Mark Waid has done a huge amount of work, too much to list, but his current major success of Daredevil is the best one to look at when considering how he might write Star Wars: Princess Leia. Daredevil has, for years, been dominated by a singular paradigm and outlook, that of Frank Miller. Not the Frank Miller of Sin City or the Goddamn Batman though! No, this work by Miller was done 20-30 years ago and it’s likely he wouldn’t recognize his younger self’s work. Miller’s Daredevil was a man up against it, couldn’t catch a break and was in a dark, dark world of, at best, temporary triumphs. It was a structure both Brian Michael Bendis and Ed Brubaker would continue with 15-20 years on, with Marvel then running it into the ground with a tale of demonic possession. When Waid was announced as the next writer, the big question was how could he possibly recover the character from the Shadowland fiasco? Waid’s answer was to decisively break from the old paradigm, to reinvent Daredevil as a swashbuckling crusader. To have the character demonstrate a lighter side, to be not be so grim and dark. To say it was a smash hit would be an understatement!
So can Gillen do something new with Star Wars: Darth Vader? More than likely! Can Waid give us an assertive and smart Leia without falling into the trap of rendering her as too aggressive? Highly likely. Can Aaron put together a combination that has not been seen before? I would not be surprised if he did. I have only given one successful example of each of their skills, but they each have far more than that to their credit.
From a commercial perspective, Marvel’s approach is a decidedly canny one too. By putting top creators on the books they are not just attempting to show they are a worthy successor to Dark Horse, but also looking to tap into the fanbases for each of those creators and the wider superhero market. Add into this picture Marvel’s talent for highly effective marketing and it’s more than likely to succeed in sales terms. What is also notable is Marvel do not look to be doing as much material as expected – three books, Star Wars launching first, then Darth Vader and then the Princess Leia mini-series. Nowhere is there any talk of the double-shipping they’ve tried for the last couple of years with mixed results. The approach looks to be quality over quantity.
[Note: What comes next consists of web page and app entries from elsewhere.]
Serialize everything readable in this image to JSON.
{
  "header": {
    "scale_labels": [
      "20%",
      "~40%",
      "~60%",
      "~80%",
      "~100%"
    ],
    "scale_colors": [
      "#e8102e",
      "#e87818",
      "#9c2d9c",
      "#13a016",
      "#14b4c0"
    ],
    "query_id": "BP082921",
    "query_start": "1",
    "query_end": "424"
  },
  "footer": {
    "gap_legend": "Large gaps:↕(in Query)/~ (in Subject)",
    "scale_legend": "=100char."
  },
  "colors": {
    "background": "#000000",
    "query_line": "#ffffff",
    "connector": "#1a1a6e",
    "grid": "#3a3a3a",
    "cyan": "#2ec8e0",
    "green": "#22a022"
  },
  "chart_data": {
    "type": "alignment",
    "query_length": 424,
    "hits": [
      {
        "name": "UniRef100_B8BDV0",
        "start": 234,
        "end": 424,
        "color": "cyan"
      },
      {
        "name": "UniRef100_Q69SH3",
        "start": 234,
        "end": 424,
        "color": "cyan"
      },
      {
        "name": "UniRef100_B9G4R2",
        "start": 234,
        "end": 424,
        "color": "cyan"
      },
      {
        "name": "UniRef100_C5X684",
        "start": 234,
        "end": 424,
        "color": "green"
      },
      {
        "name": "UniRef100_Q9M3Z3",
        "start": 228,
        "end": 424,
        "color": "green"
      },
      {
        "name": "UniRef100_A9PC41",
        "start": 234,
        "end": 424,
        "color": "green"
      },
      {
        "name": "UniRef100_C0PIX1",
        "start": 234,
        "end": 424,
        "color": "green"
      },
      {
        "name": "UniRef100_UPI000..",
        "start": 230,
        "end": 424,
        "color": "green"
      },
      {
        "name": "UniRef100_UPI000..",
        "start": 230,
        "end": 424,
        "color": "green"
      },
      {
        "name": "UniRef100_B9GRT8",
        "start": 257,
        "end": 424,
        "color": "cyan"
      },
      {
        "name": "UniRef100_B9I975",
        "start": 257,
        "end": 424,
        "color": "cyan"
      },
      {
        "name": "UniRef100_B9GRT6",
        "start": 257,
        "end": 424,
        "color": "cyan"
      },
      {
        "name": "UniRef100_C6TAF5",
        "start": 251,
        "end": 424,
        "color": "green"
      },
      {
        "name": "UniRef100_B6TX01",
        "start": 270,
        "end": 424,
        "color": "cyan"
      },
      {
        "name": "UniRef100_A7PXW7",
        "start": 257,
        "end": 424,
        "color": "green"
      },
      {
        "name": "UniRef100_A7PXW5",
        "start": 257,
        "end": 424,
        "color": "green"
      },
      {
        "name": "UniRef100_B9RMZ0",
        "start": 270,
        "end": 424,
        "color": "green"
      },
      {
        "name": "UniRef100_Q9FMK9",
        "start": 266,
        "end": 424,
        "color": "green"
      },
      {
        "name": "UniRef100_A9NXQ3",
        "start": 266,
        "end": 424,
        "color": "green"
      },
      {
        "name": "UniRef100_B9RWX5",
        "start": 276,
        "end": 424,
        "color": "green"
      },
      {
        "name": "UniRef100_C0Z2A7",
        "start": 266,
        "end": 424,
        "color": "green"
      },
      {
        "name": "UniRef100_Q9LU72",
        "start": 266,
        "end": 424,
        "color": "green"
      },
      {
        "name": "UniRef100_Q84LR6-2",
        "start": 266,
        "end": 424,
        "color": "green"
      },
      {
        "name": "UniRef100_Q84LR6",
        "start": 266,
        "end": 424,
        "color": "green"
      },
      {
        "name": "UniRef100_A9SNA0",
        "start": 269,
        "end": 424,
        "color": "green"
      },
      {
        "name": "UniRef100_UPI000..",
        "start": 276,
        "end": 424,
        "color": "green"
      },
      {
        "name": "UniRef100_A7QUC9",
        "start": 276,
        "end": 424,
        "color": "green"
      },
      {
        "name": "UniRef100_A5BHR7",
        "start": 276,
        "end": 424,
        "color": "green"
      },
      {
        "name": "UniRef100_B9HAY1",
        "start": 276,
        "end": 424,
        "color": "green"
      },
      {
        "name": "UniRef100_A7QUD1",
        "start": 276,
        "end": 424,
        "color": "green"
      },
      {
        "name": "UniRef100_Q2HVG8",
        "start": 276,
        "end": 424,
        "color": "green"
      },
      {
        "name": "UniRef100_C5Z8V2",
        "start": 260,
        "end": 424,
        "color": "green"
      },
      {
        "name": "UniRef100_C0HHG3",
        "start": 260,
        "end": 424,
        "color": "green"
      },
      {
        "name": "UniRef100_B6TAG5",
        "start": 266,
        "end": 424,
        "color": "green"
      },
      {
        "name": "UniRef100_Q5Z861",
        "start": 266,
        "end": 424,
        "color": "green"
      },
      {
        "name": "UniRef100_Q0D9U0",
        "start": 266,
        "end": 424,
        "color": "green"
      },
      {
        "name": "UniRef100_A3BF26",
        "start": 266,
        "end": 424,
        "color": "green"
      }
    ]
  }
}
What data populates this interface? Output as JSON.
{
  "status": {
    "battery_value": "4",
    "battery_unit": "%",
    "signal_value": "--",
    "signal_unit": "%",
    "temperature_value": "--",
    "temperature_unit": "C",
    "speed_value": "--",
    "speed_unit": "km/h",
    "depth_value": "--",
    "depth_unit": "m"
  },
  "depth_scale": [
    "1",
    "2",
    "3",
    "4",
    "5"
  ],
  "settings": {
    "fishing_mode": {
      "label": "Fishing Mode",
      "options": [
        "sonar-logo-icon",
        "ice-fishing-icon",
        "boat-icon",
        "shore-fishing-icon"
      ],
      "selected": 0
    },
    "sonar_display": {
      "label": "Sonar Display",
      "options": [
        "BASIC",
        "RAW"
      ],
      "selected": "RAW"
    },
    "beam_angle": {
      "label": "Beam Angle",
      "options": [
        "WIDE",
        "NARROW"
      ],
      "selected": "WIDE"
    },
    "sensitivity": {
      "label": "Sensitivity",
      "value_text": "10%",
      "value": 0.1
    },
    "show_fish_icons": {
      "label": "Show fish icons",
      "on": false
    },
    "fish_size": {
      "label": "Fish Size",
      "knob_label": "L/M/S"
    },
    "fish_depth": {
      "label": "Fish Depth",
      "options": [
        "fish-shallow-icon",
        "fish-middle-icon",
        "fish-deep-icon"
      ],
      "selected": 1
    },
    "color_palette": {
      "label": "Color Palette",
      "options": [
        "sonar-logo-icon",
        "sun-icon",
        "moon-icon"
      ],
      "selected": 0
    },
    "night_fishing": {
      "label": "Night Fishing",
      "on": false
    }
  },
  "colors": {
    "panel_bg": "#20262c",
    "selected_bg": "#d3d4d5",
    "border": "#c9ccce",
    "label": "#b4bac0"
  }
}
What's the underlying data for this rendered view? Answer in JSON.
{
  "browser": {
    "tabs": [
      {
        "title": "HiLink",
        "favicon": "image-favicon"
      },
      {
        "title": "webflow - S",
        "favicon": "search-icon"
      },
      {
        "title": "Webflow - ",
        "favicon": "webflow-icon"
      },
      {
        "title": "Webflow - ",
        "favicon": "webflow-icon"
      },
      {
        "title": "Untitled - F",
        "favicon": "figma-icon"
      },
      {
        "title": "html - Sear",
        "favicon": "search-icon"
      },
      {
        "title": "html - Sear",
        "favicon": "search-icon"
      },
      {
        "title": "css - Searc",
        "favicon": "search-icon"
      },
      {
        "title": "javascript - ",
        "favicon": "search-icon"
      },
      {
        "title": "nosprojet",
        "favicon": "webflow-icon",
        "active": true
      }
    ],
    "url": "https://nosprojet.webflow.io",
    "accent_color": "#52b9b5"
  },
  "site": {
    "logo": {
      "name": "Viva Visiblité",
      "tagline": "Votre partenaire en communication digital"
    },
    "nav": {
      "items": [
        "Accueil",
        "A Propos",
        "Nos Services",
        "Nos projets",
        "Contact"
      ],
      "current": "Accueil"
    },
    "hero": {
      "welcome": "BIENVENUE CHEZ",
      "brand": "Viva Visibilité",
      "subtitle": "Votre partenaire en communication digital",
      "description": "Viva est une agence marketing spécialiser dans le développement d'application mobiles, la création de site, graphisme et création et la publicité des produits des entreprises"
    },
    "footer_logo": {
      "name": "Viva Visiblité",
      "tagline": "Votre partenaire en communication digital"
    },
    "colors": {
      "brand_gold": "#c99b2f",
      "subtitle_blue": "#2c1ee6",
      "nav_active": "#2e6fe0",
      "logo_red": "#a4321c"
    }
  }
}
Quality is certainly the name of the game on the visuals! Cassaday, Larroca and Dodson are all highly experienced and very well regarded artists. For all the cynic will quip that Cassaday will only do the one arc, the same cynic knows that it’ll very good indeed. Larroca and Dodson have stronger records for reliability, with the former pulling off the trick of doing all the issues for the Invincible Iron Man run he did with Matt Fraction.
Will it work? There is no way to know until the issues are coming out next year. That said, I can’t see this failing in sales terms, in critical terms? There will always be a section of fandom determined not to be won over on the new material no matter what. The rest will be a more varied mix of those who buy immediately, those who wait to see what the reception is or wait for the trade. I’m most likely to be in that last category. I’ve read comics of all kinds for over 20 years and there really is only one absolute truth: Whatever you may think, whatever you may wish to believe – you’ve never seen everything! There’s always something new, in some way coming around the corner, in a way you cannot ever expect.